FIND in
<--prev V205 next-->
Date: Tue, 28 May 2002 13:30:09 -0700 (PDT)
From: Jerry Friedman 
Subject: Re: (urth) FLF

--- Robert Borski  wrote:
> A few random notes from my weekend reread of _Free Live Free_ that may
> still
> be pertinent, the vast majority of what I would have said having already
> been duly noted, primarily by Mssrs. Nutria and Ansley back in V.30.
> First the characters, Nutria casting them thusly:
> "Now, in WWOz the three Oz characters are animal, vegetable, and
> mineral. I
> don't know how Wolfe might be playing with this. But they are also mind,
> emotion, and will. Stubb - very smart; mind (Scarecrow; vegetable?)
> Candy -
> very loving; emotion (Tin Woodman; mineral?) Serpentina - very
> determined;
> will (Lion; animal?) Which leaves Barnes as Dorothy, and Little Ozzie as
> Toto.

Well, I like Little Ozzie as Toto.

> And of course Ben Free as the Wizard.

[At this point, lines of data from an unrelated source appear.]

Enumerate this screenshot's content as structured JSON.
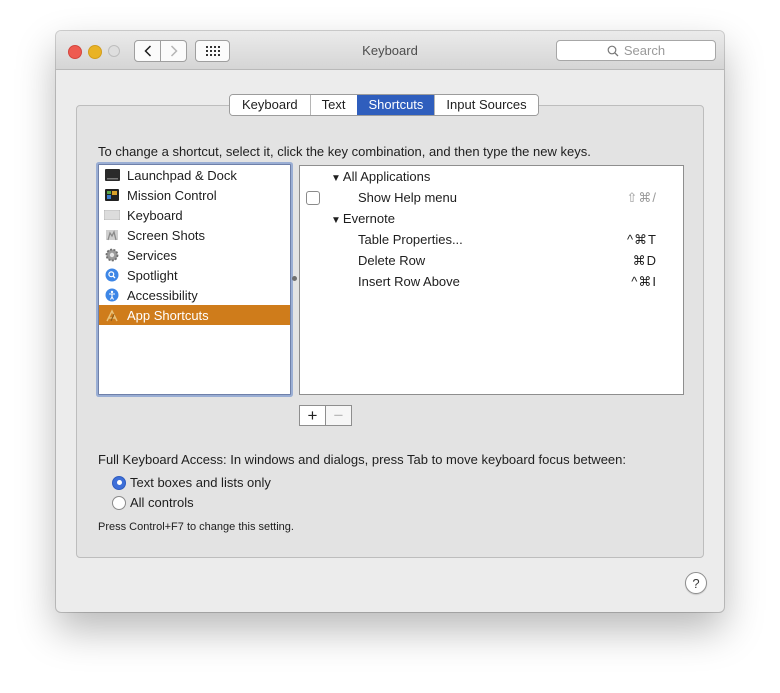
{
  "window": {
    "title": "Keyboard",
    "search_placeholder": "Search",
    "icons": {
      "close": "close-icon",
      "minimize": "minimize-icon",
      "zoom": "zoom-icon",
      "back": "chevron-left-icon",
      "forward": "chevron-right-icon",
      "show_all": "grid-icon",
      "search": "search-icon",
      "help": "help-icon"
    },
    "back_glyph": "‹",
    "forward_glyph": "›"
  },
  "tabs": [
    {
      "label": "Keyboard",
      "active": false
    },
    {
      "label": "Text",
      "active": false
    },
    {
      "label": "Shortcuts",
      "active": true
    },
    {
      "label": "Input Sources",
      "active": false
    }
  ],
  "instructions": "To change a shortcut, select it, click the key combination, and then type the new keys.",
  "categories": [
    {
      "label": "Launchpad & Dock",
      "icon": "launchpad-dock-icon",
      "selected": false
    },
    {
      "label": "Mission Control",
      "icon": "mission-control-icon",
      "selected": false
    },
    {
      "label": "Keyboard",
      "icon": "keyboard-icon",
      "selected": false
    },
    {
      "label": "Screen Shots",
      "icon": "screenshot-icon",
      "selected": false
    },
    {
      "label": "Services",
      "icon": "gear-icon",
      "selected": false
    },
    {
      "label": "Spotlight",
      "icon": "spotlight-icon",
      "selected": false
    },
    {
      "label": "Accessibility",
      "icon": "accessibility-icon",
      "selected": false
    },
    {
      "label": "App Shortcuts",
      "icon": "app-store-icon",
      "selected": true
    }
  ],
  "shortcuts": {
    "groups": [
      {
        "label": "All Applications",
        "items": [
          {
            "label": "Show Help menu",
            "keys": "⇧⌘/",
            "checkbox": true,
            "checked": false,
            "dimmed": true
          }
        ]
      },
      {
        "label": "Evernote",
        "items": [
          {
            "label": "Table Properties...",
            "keys": "^⌘T",
            "checkbox": false,
            "dimmed": false
          },
          {
            "label": "Delete Row",
            "keys": "⌘D",
            "checkbox": false,
            "dimmed": false
          },
          {
            "label": "Insert Row Above",
            "keys": "^⌘I",
            "checkbox": false,
            "dimmed": false
          }
        ]
      }
    ],
    "expand_glyph": "▼"
  },
  "buttons": {
    "add": "+",
    "remove": "−"
  },
  "full_keyboard_access": {
    "label": "Full Keyboard Access: In windows and dialogs, press Tab to move keyboard focus between:",
    "options": [
      {
        "label": "Text boxes and lists only",
        "selected": true
      },
      {
        "label": "All controls",
        "selected": false
      }
    ],
    "note": "Press Control+F7 to change this setting."
  },
  "help_glyph": "?",
  "colors": {
    "selection": "#cf7c1b",
    "active_tab": "#2f5ebd",
    "radio_on": "#3e6fd8"
  }
}
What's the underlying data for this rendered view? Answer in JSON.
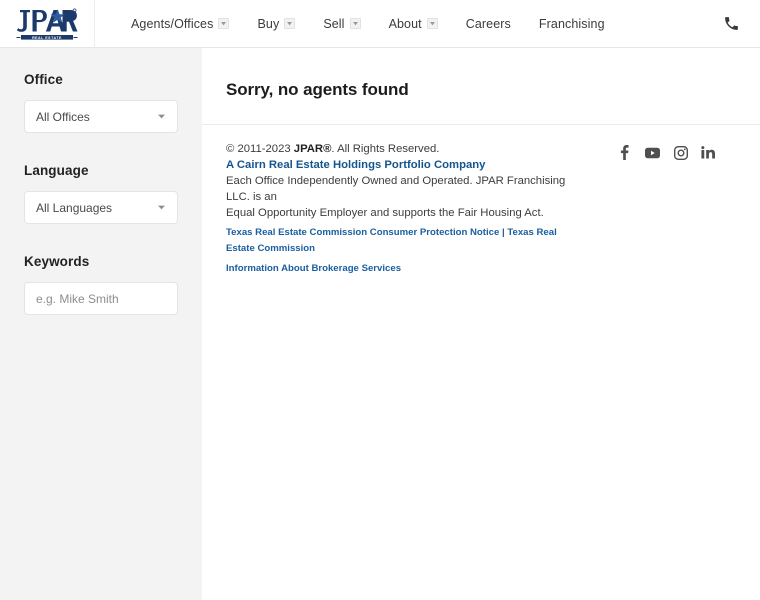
{
  "header": {
    "logo": {
      "name": "jpar-logo",
      "primary_text": "JPAR",
      "sub_text": "— REAL ESTATE —",
      "color": "#1b3a6b"
    },
    "nav_items": [
      {
        "label": "Agents/Offices",
        "has_dropdown": true
      },
      {
        "label": "Buy",
        "has_dropdown": true
      },
      {
        "label": "Sell",
        "has_dropdown": true
      },
      {
        "label": "About",
        "has_dropdown": true
      },
      {
        "label": "Careers",
        "has_dropdown": false
      },
      {
        "label": "Franchising",
        "has_dropdown": false
      }
    ],
    "phone_icon": "phone-icon"
  },
  "sidebar": {
    "filters": [
      {
        "label": "Office",
        "control": "select",
        "value": "All Offices",
        "icon": "chevron-down-icon"
      },
      {
        "label": "Language",
        "control": "select",
        "value": "All Languages",
        "icon": "chevron-down-icon"
      },
      {
        "label": "Keywords",
        "control": "input",
        "value": "",
        "placeholder": "e.g. Mike Smith"
      }
    ]
  },
  "main": {
    "title": "Sorry, no agents found"
  },
  "footer": {
    "copyright_prefix": "© 2011-2023 ",
    "copyright_brand": "JPAR®",
    "copyright_suffix": ". All Rights Reserved.",
    "portfolio_link": "A Cairn Real Estate Holdings Portfolio Company",
    "disclaimer_line1": "Each Office Independently Owned and Operated. JPAR Franchising LLC. is an",
    "disclaimer_line2": "Equal Opportunity Employer and supports the Fair Housing Act.",
    "trec_link1": "Texas Real Estate Commission Consumer Protection Notice | Texas Real Estate Commission",
    "trec_link2": "Information About Brokerage Services",
    "socials": [
      {
        "name": "facebook-icon",
        "label": "Facebook"
      },
      {
        "name": "youtube-icon",
        "label": "YouTube"
      },
      {
        "name": "instagram-icon",
        "label": "Instagram"
      },
      {
        "name": "linkedin-icon",
        "label": "LinkedIn"
      }
    ]
  },
  "colors": {
    "link_blue": "#14558e",
    "link_blue_small": "#1a5fa0",
    "logo_navy": "#1b3a6b",
    "sidebar_bg": "#f3f3f3",
    "text_dark": "#3d3d3d"
  }
}
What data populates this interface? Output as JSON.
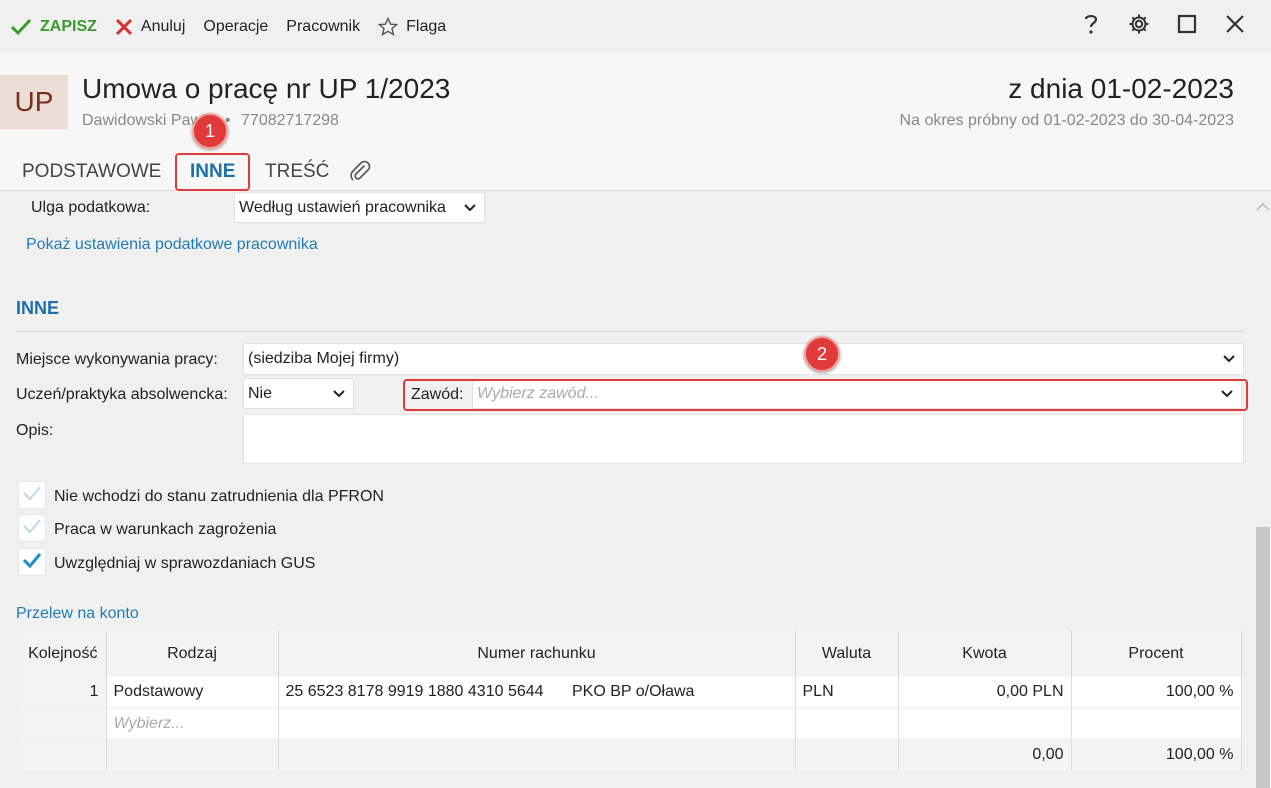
{
  "toolbar": {
    "save": "ZAPISZ",
    "cancel": "Anuluj",
    "operations": "Operacje",
    "employee": "Pracownik",
    "flag": "Flaga"
  },
  "header": {
    "avatar": "UP",
    "title": "Umowa o pracę nr UP 1/2023",
    "subtitle_name": "Dawidowski Paweł",
    "subtitle_sep": "•",
    "subtitle_id": "77082717298",
    "date": "z dnia 01-02-2023",
    "period": "Na okres próbny od 01-02-2023 do 30-04-2023"
  },
  "tabs": [
    "PODSTAWOWE",
    "INNE",
    "TREŚĆ"
  ],
  "tax": {
    "label": "Ulga podatkowa:",
    "value": "Według ustawień pracownika",
    "link": "Pokaż ustawienia podatkowe pracownika"
  },
  "inne": {
    "title": "INNE",
    "workplace_label": "Miejsce wykonywania pracy:",
    "workplace_value": "(siedziba Mojej firmy)",
    "apprentice_label": "Uczeń/praktyka absolwencka:",
    "apprentice_value": "Nie",
    "profession_label": "Zawód:",
    "profession_placeholder": "Wybierz zawód...",
    "description_label": "Opis:"
  },
  "checkboxes": [
    {
      "label": "Nie wchodzi do stanu zatrudnienia dla PFRON",
      "checked": false
    },
    {
      "label": "Praca w warunkach zagrożenia",
      "checked": false
    },
    {
      "label": "Uwzględniaj w sprawozdaniach GUS",
      "checked": true
    }
  ],
  "transfer": {
    "title": "Przelew na konto",
    "columns": [
      "Kolejność",
      "Rodzaj",
      "Numer rachunku",
      "Waluta",
      "Kwota",
      "Procent"
    ],
    "row": {
      "order": "1",
      "type": "Podstawowy",
      "account": "25 6523 8178 9919 1880 4310 5644",
      "bank": "PKO BP o/Oława",
      "currency": "PLN",
      "amount": "0,00 PLN",
      "percent": "100,00 %"
    },
    "new_placeholder": "Wybierz...",
    "sum_amount": "0,00",
    "sum_percent": "100,00 %"
  },
  "annotations": [
    "1",
    "2"
  ],
  "colors": {
    "accent": "#1f6fa8",
    "save": "#3a9a2b",
    "cancel": "#d9302c",
    "annotation": "#e03a3a",
    "avatar_bg": "#ecdcd6",
    "avatar_text": "#7a2e1d"
  }
}
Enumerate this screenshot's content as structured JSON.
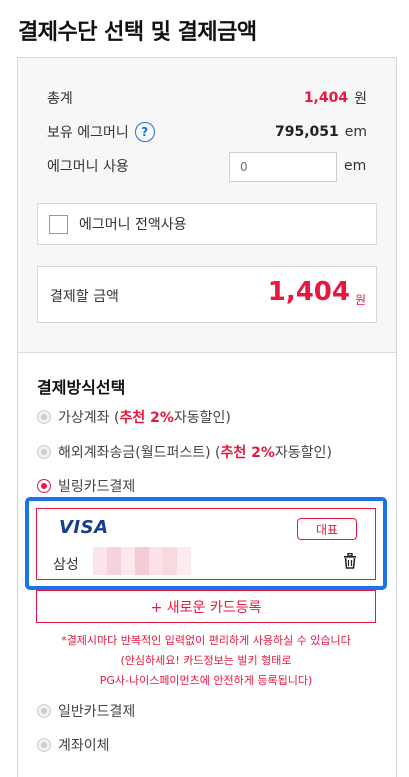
{
  "page_title": "결제수단 선택 및 결제금액",
  "summary": {
    "total_label": "총계",
    "total_amount": "1,404",
    "total_unit": "원",
    "held_label": "보유 에그머니",
    "help_icon_text": "?",
    "held_amount": "795,051",
    "held_unit": "em",
    "use_label": "에그머니 사용",
    "use_placeholder": "0",
    "use_unit": "em",
    "use_all_label": "에그머니 전액사용",
    "pay_label": "결제할 금액",
    "pay_amount": "1,404",
    "pay_unit": "원"
  },
  "methods": {
    "title": "결제방식선택",
    "virtual_account": {
      "prefix": "가상계좌 (",
      "rec": "추천 2%",
      "suffix": "자동할인)"
    },
    "overseas_transfer": {
      "prefix": "해외계좌송금(월드퍼스트) (",
      "rec": "추천 2%",
      "suffix": "자동할인)"
    },
    "billing_card": "빌링카드결제",
    "general_card": "일반카드결제",
    "bank_transfer": "계좌이체"
  },
  "card": {
    "brand": "VISA",
    "badge": "대표",
    "issuer": "삼성"
  },
  "new_card_label": "+ 새로운 카드등록",
  "notice_lines": [
    "*결제시마다 반복적인 입력없이 편리하게 사용하실 수 있습니다",
    "(안심하세요! 카드정보는 빌키 형태로",
    "PG사-나이스페이먼츠에 안전하게 등록됩니다)"
  ],
  "colors": {
    "accent_red": "#e8173f",
    "highlight_blue": "#1a73e8",
    "visa_blue": "#1a3e8f"
  }
}
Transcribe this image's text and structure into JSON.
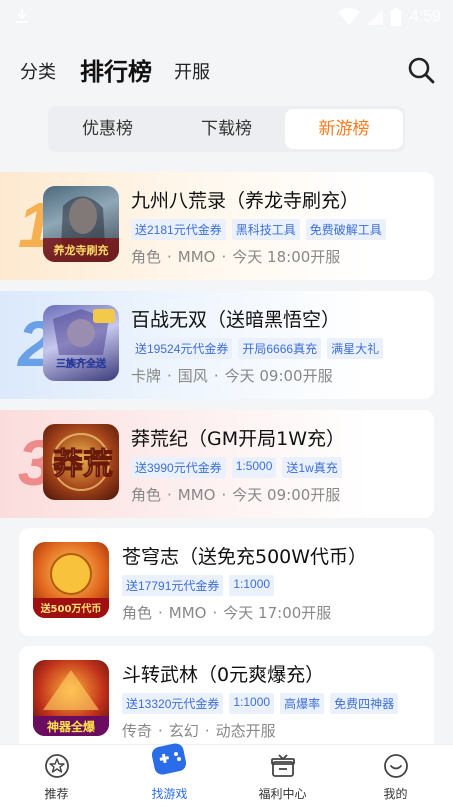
{
  "status_bar": {
    "time": "4:59"
  },
  "top_nav": {
    "items": [
      "分类",
      "排行榜",
      "开服"
    ]
  },
  "segment": {
    "items": [
      "优惠榜",
      "下载榜",
      "新游榜"
    ],
    "active_index": 2
  },
  "games": [
    {
      "rank": "1",
      "title": "九州八荒录（养龙寺刷充）",
      "tags": [
        "送2181元代金券",
        "黑科技工具",
        "免费破解工具"
      ],
      "meta": [
        "角色",
        "MMO",
        "今天 18:00开服"
      ],
      "icon_caption": "养龙寺刷充"
    },
    {
      "rank": "2",
      "title": "百战无双（送暗黑悟空）",
      "tags": [
        "送19524元代金券",
        "开局6666真充",
        "满星大礼"
      ],
      "meta": [
        "卡牌",
        "国风",
        "今天 09:00开服"
      ],
      "icon_caption": "三族齐全送"
    },
    {
      "rank": "3",
      "title": "莽荒纪（GM开局1W充）",
      "tags": [
        "送3990元代金券",
        "1:5000",
        "送1w真充"
      ],
      "meta": [
        "角色",
        "MMO",
        "今天 09:00开服"
      ],
      "icon_caption": "莽荒"
    },
    {
      "rank": "",
      "title": "苍穹志（送免充500W代币）",
      "tags": [
        "送17791元代金券",
        "1:1000"
      ],
      "meta": [
        "角色",
        "MMO",
        "今天 17:00开服"
      ],
      "icon_caption": "送500万代币"
    },
    {
      "rank": "",
      "title": "斗转武林（0元爽爆充）",
      "tags": [
        "送13320元代金券",
        "1:1000",
        "高爆率",
        "免费四神器"
      ],
      "meta": [
        "传奇",
        "玄幻",
        "动态开服"
      ],
      "icon_caption": "神器全爆"
    }
  ],
  "bottom_tabs": [
    {
      "label": "推荐",
      "icon": "star-icon"
    },
    {
      "label": "找游戏",
      "icon": "gamepad-icon"
    },
    {
      "label": "福利中心",
      "icon": "gift-icon"
    },
    {
      "label": "我的",
      "icon": "smile-icon"
    }
  ],
  "colors": {
    "accent": "#ff7a1a",
    "tag_blue": "#3d6fd6",
    "tab_active": "#2b6de8"
  }
}
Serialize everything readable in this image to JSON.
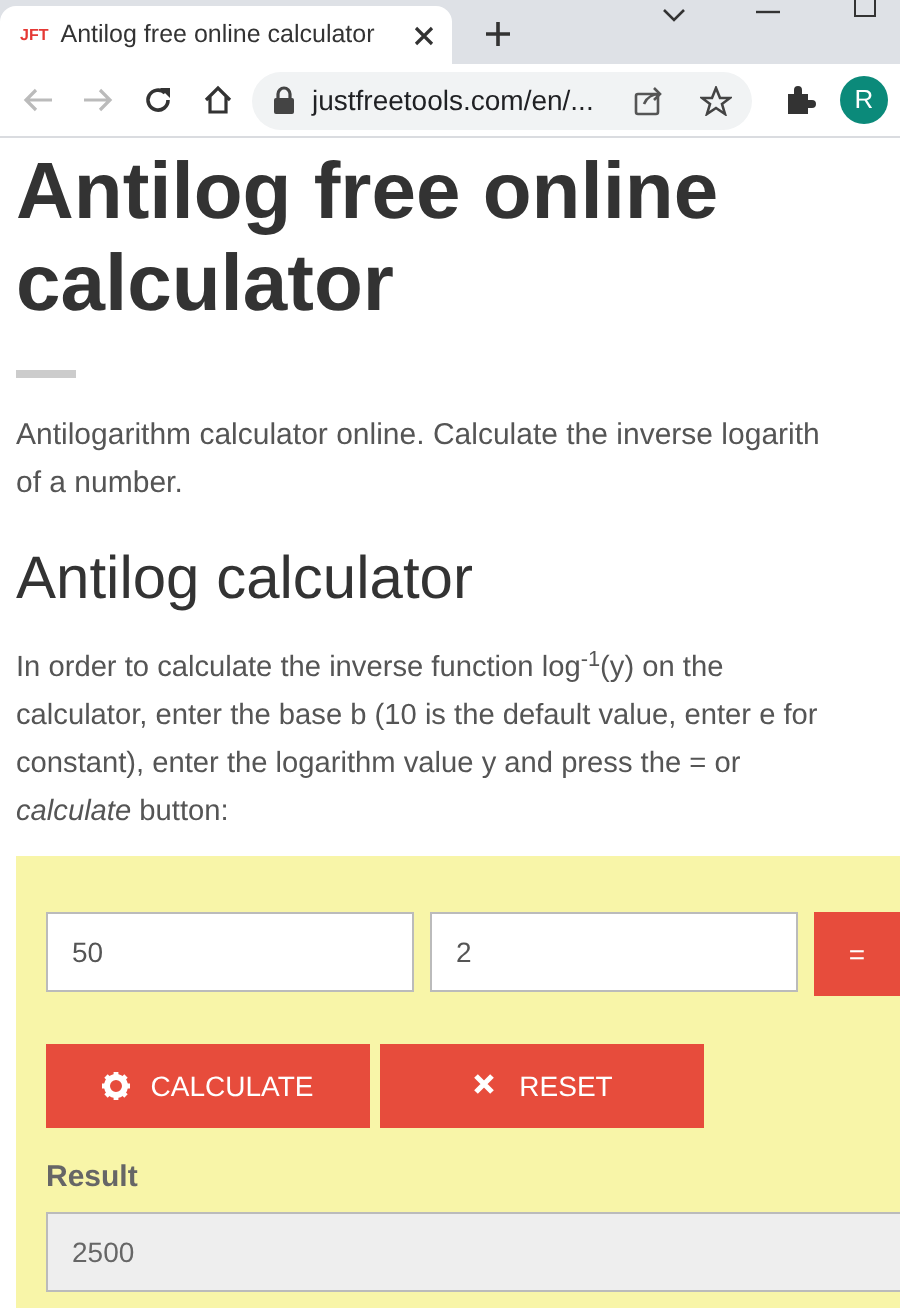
{
  "browser": {
    "tab": {
      "favicon_text": "JFT",
      "title": "Antilog free online calculator",
      "selected": true
    },
    "address": "justfreetools.com/en/...",
    "profile_initial": "R"
  },
  "page": {
    "title": "Antilog free online calculator",
    "intro": [
      "Antilogarithm calculator online. Calculate the inverse logarith",
      "of a number."
    ],
    "section_title": "Antilog calculator",
    "instructions": [
      "In order to calculate the inverse function log$^{-1}$(y) on the",
      "calculator, enter the base b (10 is the default value, enter e for",
      "constant), enter the logarithm value y and press the = or",
      "*calculate* button:"
    ],
    "calculator": {
      "base": "50",
      "value": "2",
      "equals_button": "=",
      "buttons": [
        {
          "kind": "calculate",
          "label": "CALCULATE"
        },
        {
          "kind": "reset",
          "label": "RESET"
        }
      ],
      "result_label": "Result",
      "result": "2500"
    }
  }
}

Free is not a humbug, but I
> think he is trapped in 'Oz', and only escapes through death. Free does
> move
> upwards (compare the wizard's balloon)."
> I'd like to propose a somewhat different mapping. (My apologies if this
> has
> been suggested before, but I couldn't find it anywhere in the archives.)
> Candy Garth is the very obvious Dorothy; she sings like the Dorothy of
> cinematic Oz and Garth seems like one of those nested names Wolfe uses
> so
> frequently (GAil, doRoTHy). Osgood Barnes, a.k.a. "Ozzy," is the wizard
> manqué, the seller of cheap tricks and novelties. Madam Serpentina is
> the
> witch. (Duh.)

Which witch?  Both (or all three)?

> And little Stubbs, who's described as jockey size, is a
> munchkin. This leaves only Ben Free, the true wizard--and someone whose
> "magic" may also include changing water into wine and raising the dead
> (see William Ansley's post).

This makes as much sense to me as anything, but to me the resemblance
to _The Wizard of Oz_ is mostly that it's four characters having
adventures on a quest and ending up conferring with someone who can
tell them some answers and grant wishes.  As Nutria implied, I doubt
there are good correspondences between characters in the two works.
> One, of course, may also impose, as the author himself does, a Popeye
> schema. Osgood = Popeye; M. Snake = Olive; Little Ozzy = Sweepea; Stubbs
> =
> Wimpy; and Candy = Brutus???
> In addition, several of the characters have M's associated with their
> names.
> Madam Serpentina a.k.a. Marie; Osgood M. Barnes; Catharine M. Garth. But
> what does the M stand for? An upside down W? A very oblique tip of the
> hat
> to L. Frank Baum? (M being the next letter after L and this being
> Wolfe's
> topsy-turvy version of  "The Wizard of Oz." Someone, somewhere, does say
> something about being in the wrong movie.)

Now that M is an interesting one.

> Then there's the "house" of Ben Free--Garth also meaning yard, Stubb
> (from
> the German Stube, as Wolfe tells us) meaning room, and Barnes being
> where
> you put the cows and horses.

I hadn't noticed that!  Then Madame S. would be the wild snake that
slithers in now and then, or the ancient Greek "house snake" (which
I know about from a highly reliable historical source: _The King
Must Die_.)

> Shared optical difficulties also prevent quite a few of the characters
> from
> seeing properly. Osgood has a glass eye, Madam Serpentina wears
> contacts,
> Stubbs has bottle-bottom glasses, and Free is described as poor sighted
> but
> yet is able to detect someone's irises contracting in basement murk.
> Perhaps
> the latter plays off the notion as God-as-clear-sighted and the rest of
> us as His myopic underlings stumbling around in the dark.

A good one, but how does Candy fit in?  She sees clearly, but can't
control the appetites of the flesh?

> Considering that FLF was written by Wolfe while on break from _Urth of
> the
> New Sun_, might we describe the High Country shadow government of Ben
> Free
> as a bunch of "High-rodules"?
> And lastly, considering that the overall tone of the book is that of a
> light
> Frank Capra movie, does anyone find it strange that this is the only
> Wolfe
> work to contains the words f*ck, sh*t, motherf*cker and bullsh*t?

Heh heh.  I guess people don't swear in the future, the past, or
alternate timelines.

Jerry Friedman

Do You Yahoo!?
Yahoo! - Official partner of 2002 FIFA World Cup


<--prev V205 next-->